Civilguy is offline   Reply With Quote
Old 02-15-2020, 05:57 AM   #20
Raz
Senior Member
 
Raz's Avatar
 
Name: Raz
Trailer: Trillium 2010
Vermont
Posts: 4,784
Quote:
Originally Posted by Civilguy View Post

The refrigerator manual Raz linked lists 220 and 175 watt heater elements respectively for 240 and 12 volt, but it's not the Electrolux 4200 that Jack mentions.
Ok, I'm confused. The picture on the cover looks right and the specs list the AC element at 105 watts? Did I spec the wrong one?

In any event, just for fun I searched the cost of replacing the element in my dometic. The cheapest I could find for a new element was well over $100. Considering I can buy a new fridge for $600, I'd say they are just a little greedy. With those kind of prices, the step up transformer approach looks better and better unless a used element can be found on ebay.
Raz is offline   Reply With Quote
Reply

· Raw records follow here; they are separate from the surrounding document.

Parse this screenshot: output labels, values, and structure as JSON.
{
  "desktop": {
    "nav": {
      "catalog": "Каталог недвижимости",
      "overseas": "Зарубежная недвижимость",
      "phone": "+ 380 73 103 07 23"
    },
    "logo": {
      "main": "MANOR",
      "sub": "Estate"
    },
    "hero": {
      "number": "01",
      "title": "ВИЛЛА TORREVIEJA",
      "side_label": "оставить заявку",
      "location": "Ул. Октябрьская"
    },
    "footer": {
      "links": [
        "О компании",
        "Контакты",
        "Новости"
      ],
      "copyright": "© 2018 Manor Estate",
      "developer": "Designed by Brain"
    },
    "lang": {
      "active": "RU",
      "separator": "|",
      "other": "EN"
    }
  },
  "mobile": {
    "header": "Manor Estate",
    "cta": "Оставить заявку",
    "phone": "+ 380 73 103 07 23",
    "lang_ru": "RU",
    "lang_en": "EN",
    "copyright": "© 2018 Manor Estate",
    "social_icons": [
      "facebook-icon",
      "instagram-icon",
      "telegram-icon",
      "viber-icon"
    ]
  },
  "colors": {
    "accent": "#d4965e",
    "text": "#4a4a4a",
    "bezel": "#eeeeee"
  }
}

Tags
fridge


Currently Active Users Viewing This Thread: 1 (0 members and 1 guests)
 
Thread Tools Search this Thread
Search this Thread:

Advanced Search
Display Modes

Posting Rules
You may not post new threads
You may not post replies
You may not post attachments
You may not edit your posts

BB code is On
Smilies are On
[IMG] code is On
HTML code is Off
Trackbacks are Off
Pingbacks are Off
Refbacks are Off


Similar Threads
Thread Thread Starter Forum Replies Last Post
Can a 2-way fridge become a 3-way fridge? Rob Carmody Problem Solving | Owners Helping Owners 13 06-24-2016 10:54 AM
3-Way Fridge vs AC DC Fridge? Krista Modifications, Alterations and Updates 44 04-14-2016 06:34 PM
7 way plug to 4 way plug back to 7 way plug immrbill Problem Solving | Owners Helping Owners 3 08-10-2015 11:08 AM
2 way compressor fridge vs 3 way propane aimeelightsey General Chat 9 05-20-2011 05:56 PM
Way Way up North Al V Rallies, Get-togethers, Molded Meets (Archive) 23 06-23-2006 02:30 PM

» Upcoming Events
No events scheduled in
the next 465 days.
» Featured Campgrounds

Reviews provided by


All times are GMT -6. The time now is 03:27 PM.


Powered by vBulletin® Version 3.8.11
Copyright ©2000 - 2020, vBulletin Solutions Inc.